Could you return every line of the records below that contains the word "beğenme"?

'''

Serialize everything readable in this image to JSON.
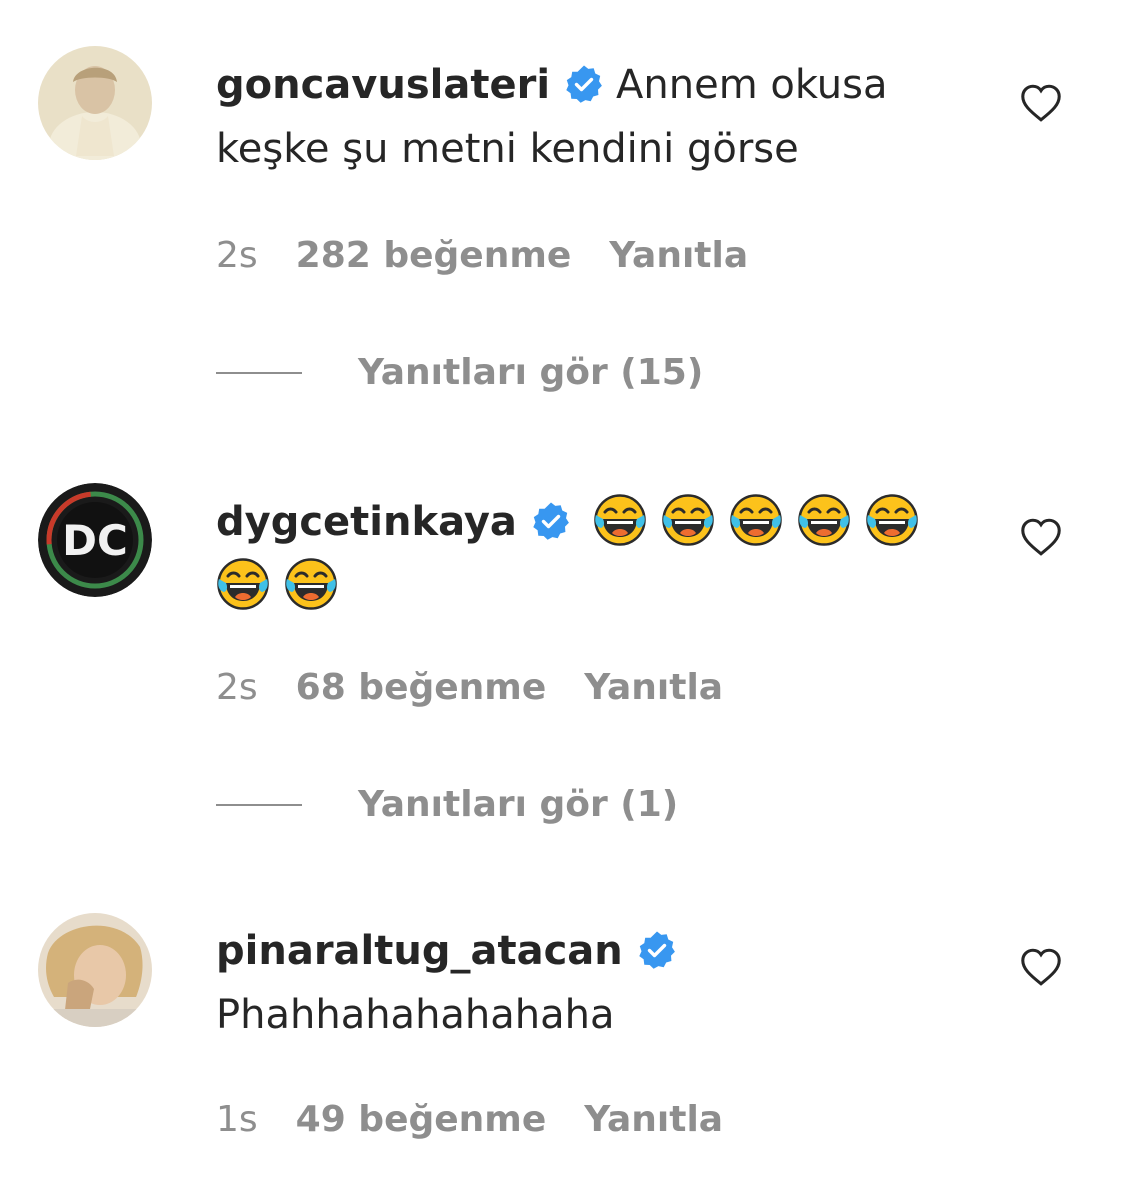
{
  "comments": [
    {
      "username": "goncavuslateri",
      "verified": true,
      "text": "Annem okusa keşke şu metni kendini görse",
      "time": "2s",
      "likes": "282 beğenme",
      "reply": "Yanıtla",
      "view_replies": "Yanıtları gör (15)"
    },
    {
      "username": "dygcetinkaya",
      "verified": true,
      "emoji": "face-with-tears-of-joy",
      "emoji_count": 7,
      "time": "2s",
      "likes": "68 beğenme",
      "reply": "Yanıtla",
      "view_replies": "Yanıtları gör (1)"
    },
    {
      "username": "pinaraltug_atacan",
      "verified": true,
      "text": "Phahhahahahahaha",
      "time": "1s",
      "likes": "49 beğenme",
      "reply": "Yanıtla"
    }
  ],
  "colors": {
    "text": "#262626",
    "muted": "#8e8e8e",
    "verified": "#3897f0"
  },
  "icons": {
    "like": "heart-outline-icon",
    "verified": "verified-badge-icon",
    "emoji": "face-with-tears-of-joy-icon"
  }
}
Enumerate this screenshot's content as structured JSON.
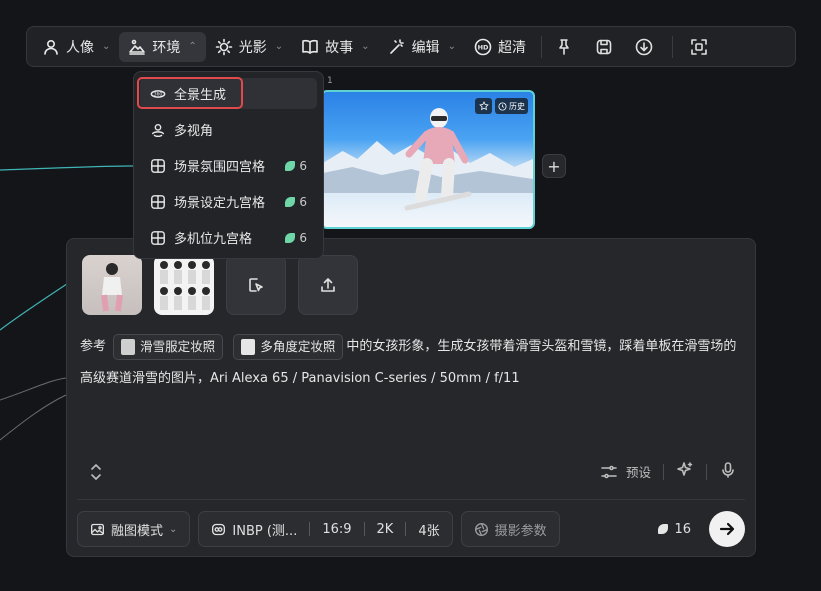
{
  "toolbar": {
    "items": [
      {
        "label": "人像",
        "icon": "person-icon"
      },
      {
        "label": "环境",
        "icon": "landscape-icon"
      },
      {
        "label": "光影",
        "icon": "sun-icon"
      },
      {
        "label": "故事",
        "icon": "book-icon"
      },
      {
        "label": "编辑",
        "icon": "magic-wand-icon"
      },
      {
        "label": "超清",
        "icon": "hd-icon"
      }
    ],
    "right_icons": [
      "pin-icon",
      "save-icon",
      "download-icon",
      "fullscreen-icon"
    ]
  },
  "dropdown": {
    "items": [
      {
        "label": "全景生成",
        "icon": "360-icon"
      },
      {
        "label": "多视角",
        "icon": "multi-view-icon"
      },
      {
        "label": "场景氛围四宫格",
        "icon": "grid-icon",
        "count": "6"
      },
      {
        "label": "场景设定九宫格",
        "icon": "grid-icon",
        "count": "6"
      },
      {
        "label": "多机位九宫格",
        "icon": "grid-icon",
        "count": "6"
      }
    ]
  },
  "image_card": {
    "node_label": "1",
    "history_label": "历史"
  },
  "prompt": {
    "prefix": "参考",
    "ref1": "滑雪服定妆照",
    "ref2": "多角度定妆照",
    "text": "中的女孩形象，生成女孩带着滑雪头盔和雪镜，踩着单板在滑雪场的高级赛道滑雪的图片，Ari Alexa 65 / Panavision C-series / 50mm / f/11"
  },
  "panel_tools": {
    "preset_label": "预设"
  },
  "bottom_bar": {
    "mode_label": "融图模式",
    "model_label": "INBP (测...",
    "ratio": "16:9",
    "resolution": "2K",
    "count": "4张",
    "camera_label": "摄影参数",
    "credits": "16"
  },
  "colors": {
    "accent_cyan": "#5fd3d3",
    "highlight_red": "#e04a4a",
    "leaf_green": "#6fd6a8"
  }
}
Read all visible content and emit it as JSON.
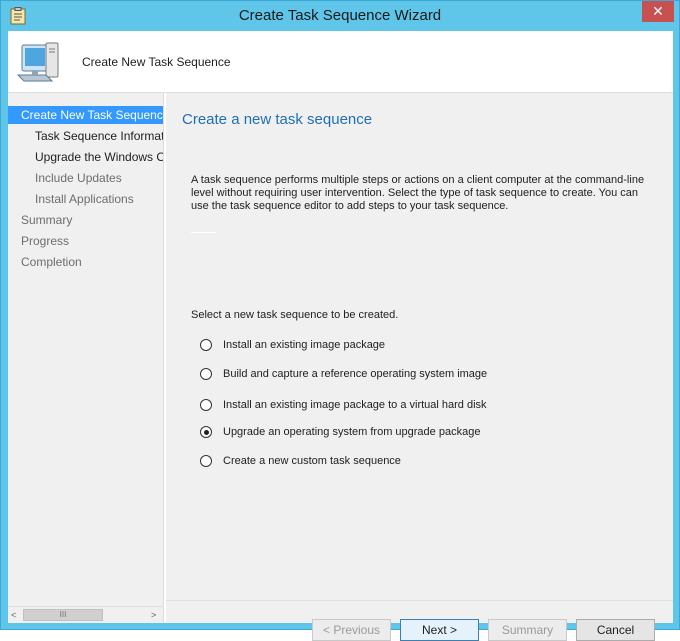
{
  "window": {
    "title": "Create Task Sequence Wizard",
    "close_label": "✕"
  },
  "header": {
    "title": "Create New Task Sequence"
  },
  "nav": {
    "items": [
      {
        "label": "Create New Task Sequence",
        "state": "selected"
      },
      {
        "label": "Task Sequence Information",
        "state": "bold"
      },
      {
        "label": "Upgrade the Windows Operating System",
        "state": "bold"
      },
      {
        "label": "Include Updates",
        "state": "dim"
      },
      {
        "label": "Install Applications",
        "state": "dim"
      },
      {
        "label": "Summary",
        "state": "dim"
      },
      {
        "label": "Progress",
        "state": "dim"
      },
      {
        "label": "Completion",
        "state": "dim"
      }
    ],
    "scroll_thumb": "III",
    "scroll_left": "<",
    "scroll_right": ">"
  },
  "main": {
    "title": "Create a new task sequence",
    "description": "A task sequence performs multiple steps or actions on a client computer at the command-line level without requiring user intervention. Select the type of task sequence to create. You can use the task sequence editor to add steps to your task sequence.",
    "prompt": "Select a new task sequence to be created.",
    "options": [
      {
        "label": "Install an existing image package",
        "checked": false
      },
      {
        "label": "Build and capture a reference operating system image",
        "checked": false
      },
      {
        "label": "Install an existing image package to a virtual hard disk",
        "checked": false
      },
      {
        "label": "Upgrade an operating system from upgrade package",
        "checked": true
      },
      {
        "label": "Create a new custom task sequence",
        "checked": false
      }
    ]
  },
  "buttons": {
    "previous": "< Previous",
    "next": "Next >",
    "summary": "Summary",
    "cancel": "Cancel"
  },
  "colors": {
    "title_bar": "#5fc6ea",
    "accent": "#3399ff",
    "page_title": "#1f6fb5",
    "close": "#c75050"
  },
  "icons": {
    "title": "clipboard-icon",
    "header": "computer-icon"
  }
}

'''

**ANSWER BOX:**
      "likes": "282 beğenme",
      "likes": "68 beğenme",
      "likes": "49 beğenme",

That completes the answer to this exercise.